My text on reading Capital in the cinema- with Orson Welles (forthcoming in ‘Marx at the Movies’ – edited collection [email me for details if needed]).
The cinema hall as a place to sell Eskimo Pie.
‘No matter how many customers there are, it’s still an empty building’ (Orson Welles in Welles and Bogdanovich 1998: 8)

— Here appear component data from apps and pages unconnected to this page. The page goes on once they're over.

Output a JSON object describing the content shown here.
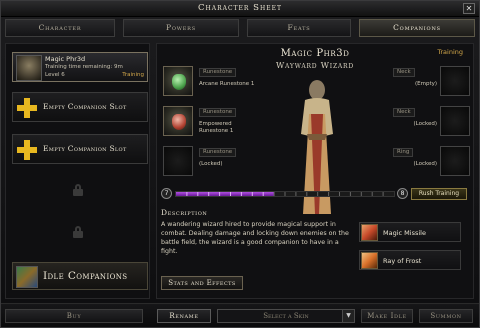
{
  "window": {
    "title": "Character Sheet",
    "close_glyph": "✕"
  },
  "tabs": [
    {
      "label": "Character",
      "active": false
    },
    {
      "label": "Powers",
      "active": false
    },
    {
      "label": "Feats",
      "active": false
    },
    {
      "label": "Companions",
      "active": true
    }
  ],
  "companion_list": {
    "selected": {
      "name": "Magic Phr3d",
      "training_text": "Training time remaining: 9m",
      "level": "Level 6",
      "status": "Training"
    },
    "empty_slots": [
      "Empty Companion Slot",
      "Empty Companion Slot"
    ],
    "idle_label": "Idle Companions"
  },
  "hero": {
    "name": "Magic Phr3d",
    "class": "Wayward Wizard",
    "status": "Training"
  },
  "left_equipment": [
    {
      "tag": "Runestone",
      "label": "Arcane Runestone 1",
      "gem_color": "#6ad06a"
    },
    {
      "tag": "Runestone",
      "label": "Empowered Runestone 1",
      "gem_color": "#d0503a"
    },
    {
      "tag": "Runestone",
      "label": "(Locked)",
      "gem_color": null
    }
  ],
  "right_equipment": [
    {
      "tag": "Neck",
      "label": "(Empty)"
    },
    {
      "tag": "Neck",
      "label": "(Locked)"
    },
    {
      "tag": "Ring",
      "label": "(Locked)"
    }
  ],
  "progress": {
    "current_rank": "7",
    "next_rank": "8",
    "fraction": 0.45,
    "button": "Rush Training"
  },
  "description": {
    "header": "Description",
    "text": "A wandering wizard hired to provide magical support in combat. Dealing damage and locking down enemies on the battle field, the wizard is a good companion to have in a fight."
  },
  "powers": [
    {
      "label": "Magic Missile",
      "icon": "magic-missile-icon",
      "color": "#c84a2a"
    },
    {
      "label": "Ray of Frost",
      "icon": "ray-of-frost-icon",
      "color": "#d8702a"
    }
  ],
  "stats_button": "Stats and Effects",
  "bottom": {
    "buy": "Buy",
    "rename": "Rename",
    "skin_placeholder": "Select a Skin",
    "make_idle": "Make Idle",
    "summon": "Summon"
  },
  "colors": {
    "accent_gold": "#d4a84a",
    "xp_purple": "#9a3ad0",
    "plus_yellow": "#e8b820"
  }
}
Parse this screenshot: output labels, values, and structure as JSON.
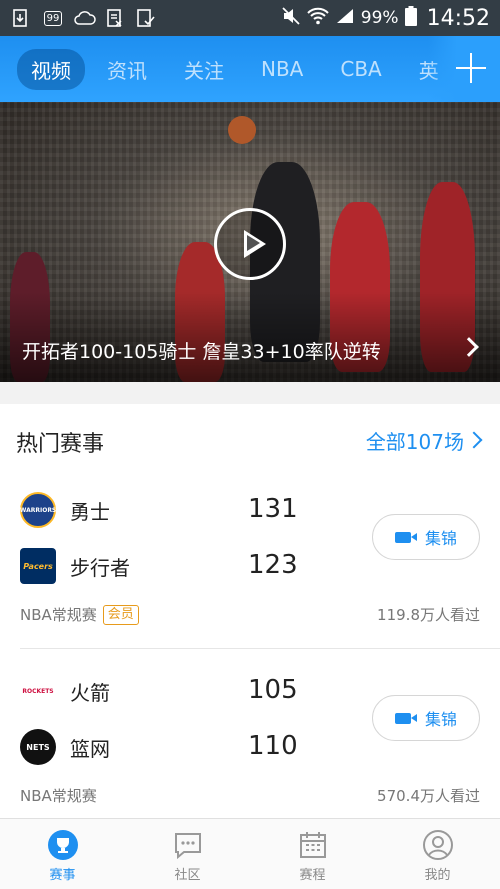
{
  "status_bar": {
    "battery_text": "99%",
    "time": "14:52",
    "notification_badge": "99"
  },
  "top_nav": {
    "tabs": [
      {
        "label": "视频",
        "active": true
      },
      {
        "label": "资讯",
        "active": false
      },
      {
        "label": "关注",
        "active": false
      },
      {
        "label": "NBA",
        "active": false
      },
      {
        "label": "CBA",
        "active": false
      },
      {
        "label": "英",
        "active": false
      }
    ],
    "add_icon": "plus-icon"
  },
  "hero": {
    "caption": "开拓者100-105骑士 詹皇33+10率队逆转"
  },
  "hot_matches": {
    "title": "热门赛事",
    "more_label": "全部107场",
    "matches": [
      {
        "teams": [
          {
            "name": "勇士",
            "score": "131",
            "logo_text": "WARRIORS",
            "logo_color": "#1d428a"
          },
          {
            "name": "步行者",
            "score": "123",
            "logo_text": "Pacers",
            "logo_color": "#002d62"
          }
        ],
        "highlight_label": "集锦",
        "league": "NBA常规赛",
        "badge": "会员",
        "viewers": "119.8万人看过"
      },
      {
        "teams": [
          {
            "name": "火箭",
            "score": "105",
            "logo_text": "ROCKETS",
            "logo_color": "#ce1141"
          },
          {
            "name": "篮网",
            "score": "110",
            "logo_text": "NETS",
            "logo_color": "#111111"
          }
        ],
        "highlight_label": "集锦",
        "league": "NBA常规赛",
        "badge": "",
        "viewers": "570.4万人看过"
      }
    ]
  },
  "bottom_nav": {
    "items": [
      {
        "label": "赛事",
        "icon": "trophy-icon",
        "active": true
      },
      {
        "label": "社区",
        "icon": "chat-bubble-icon",
        "active": false
      },
      {
        "label": "赛程",
        "icon": "calendar-icon",
        "active": false
      },
      {
        "label": "我的",
        "icon": "profile-icon",
        "active": false
      }
    ]
  },
  "colors": {
    "accent": "#1e8ff0",
    "vip": "#e79b1c",
    "status_bar": "#333d45"
  }
}
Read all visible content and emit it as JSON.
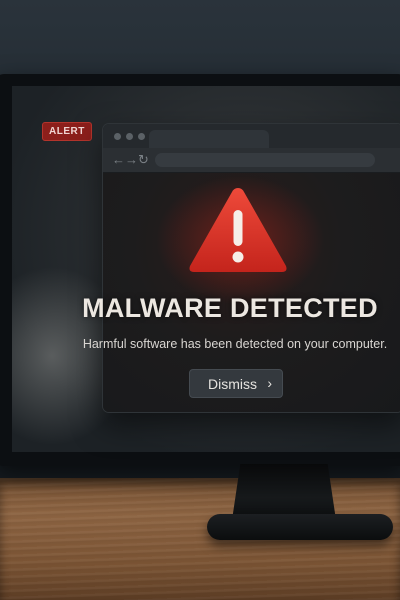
{
  "badge": {
    "label": "ALERT"
  },
  "dialog": {
    "headline": "MALWARE DETECTED",
    "message": "Harmful software has been detected on your computer.",
    "dismiss_label": "Dismiss",
    "dismiss_icon": "chevron-right-icon"
  },
  "browser": {
    "back_icon": "back-arrow-icon",
    "forward_icon": "forward-arrow-icon",
    "reload_icon": "reload-icon"
  },
  "colors": {
    "alert_red": "#d9342a",
    "badge_red": "#8c1f1b",
    "headline_text": "#ece7e1"
  }
}
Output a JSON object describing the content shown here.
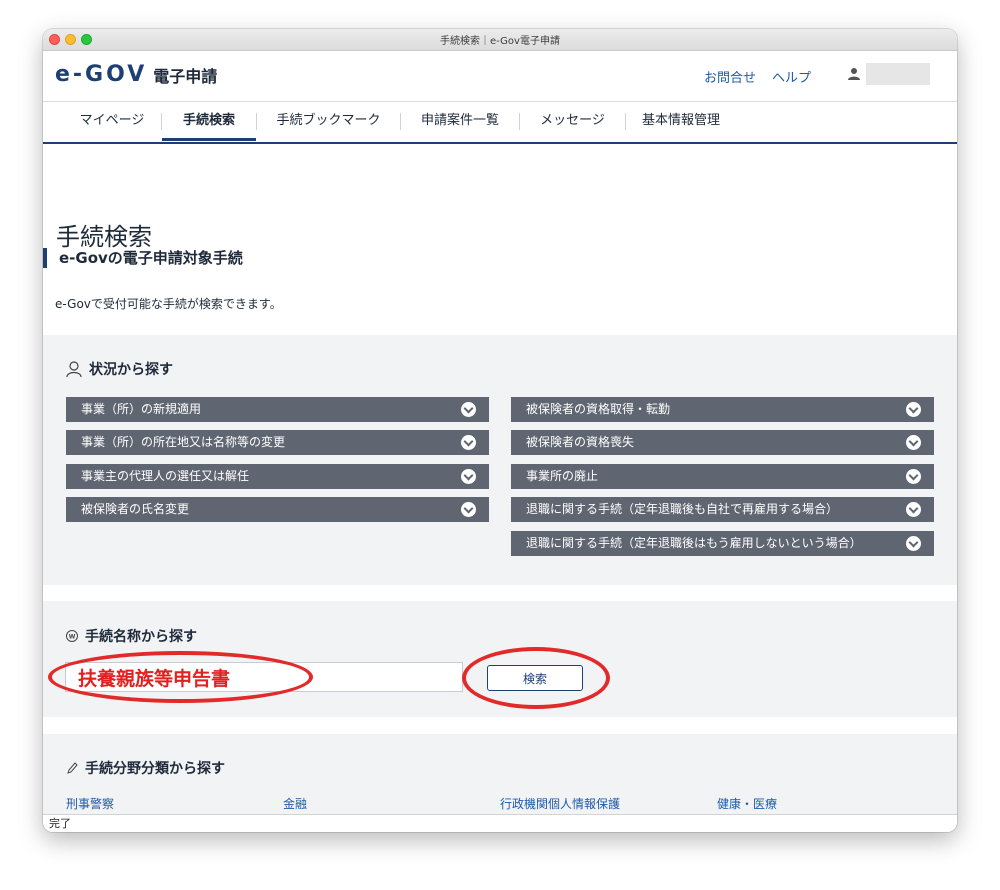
{
  "window": {
    "title": "手続検索｜e-Gov電子申請"
  },
  "header": {
    "logo_mark": "e-GOV",
    "logo_text": "電子申請",
    "links": [
      "お問合せ",
      "ヘルプ"
    ]
  },
  "nav": {
    "items": [
      "マイページ",
      "手続検索",
      "手続ブックマーク",
      "申請案件一覧",
      "メッセージ",
      "基本情報管理"
    ],
    "active": "手続検索"
  },
  "main": {
    "title": "手続検索",
    "section_heading": "e-Govの電子申請対象手続",
    "description": "e-Govで受付可能な手続が検索できます。"
  },
  "situation": {
    "title": "状況から探す",
    "left": [
      "事業（所）の新規適用",
      "事業（所）の所在地又は名称等の変更",
      "事業主の代理人の選任又は解任",
      "被保険者の氏名変更"
    ],
    "right": [
      "被保険者の資格取得・転勤",
      "被保険者の資格喪失",
      "事業所の廃止",
      "退職に関する手続（定年退職後も自社で再雇用する場合）",
      "退職に関する手続（定年退職後はもう雇用しないという場合）"
    ]
  },
  "name_search": {
    "title": "手続名称から探す",
    "input_value": "扶養親族等申告書",
    "button_label": "検索",
    "annotation_color": "#e22a2a"
  },
  "category": {
    "title": "手続分野分類から探す",
    "links": [
      "刑事警察",
      "金融",
      "行政機関個人情報保護",
      "健康・医療"
    ]
  },
  "status_bar": {
    "text": "完了"
  },
  "colors": {
    "brand": "#1d3f74",
    "accent": "#2aa0d8",
    "accordion": "#5f6672",
    "link": "#1d5aa7"
  }
}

This chapter addresses the question of how, today, to start reading that rich book that is Marx’s Capital:– of which an immense, even monstrous, accumulation of commentary on the Marxist mode of literary production appears to have already shaped its elementary forms. In reading Capital, if anything about beginnings should be considered necessary, it is usual to say it is good to start at the beginning – not always of course, but usually to start with what is immediately at hand. Commentaries, primers, prefaces, intros, first sentences, first chapters: start at the beginning and continue on from there. This is itself debated, but my argument is that we can only approach Capital through the already existing commentary, even as we would like to start as if the book were new. And the commentary that exists is not only that which is explicitly marked as such, but also includes all the ideas we have already received about so many things – about Marx, capitalism, communism, exchange, commodities, and so much more. A vast accumulation of things that filter reading, so that it would be naïve to simply say that materialism might start with things themselves, even if it makes sense to start with commodities, the objects that are the souvenirs or detritus of our lives.
The key to the beginning of volume one is where Marx starts with ‘a monstrous accumulation of commodities’ [‘ungeheure Waarensammlung’ - translation modified by author], but there are many possible starts and many people don’t get much further than chapter one, or they take chapter one as the ‘proper’ beginning. I want to suggest that there is something more here and so want to begin with something else, or even someone else, who might seem the total antithesis of the celebrated critic of the commodity system. A monstrous figure to expose the workings of monstrosity all the more (the monstrous will be explained). My reading is angular, so I choose a character from a parallel history of commerce, although glossed through a film. I have in mind William Randolph Hearst – moneybags – portrayed by Orson Welles in the classic film Citizen Kane. In this chapter, I want to develop this as an introduction to Capital, through its incarnation in the figure of moneybags Kane, and to begin to get at commodities through a focus on the kind of obscure, miniature, almost irrelevant and insignificant of objects to hand – those baubles and trinkets that mesmerise Kane, and us all.
Read the whole thing here: Citizen Marx-kane.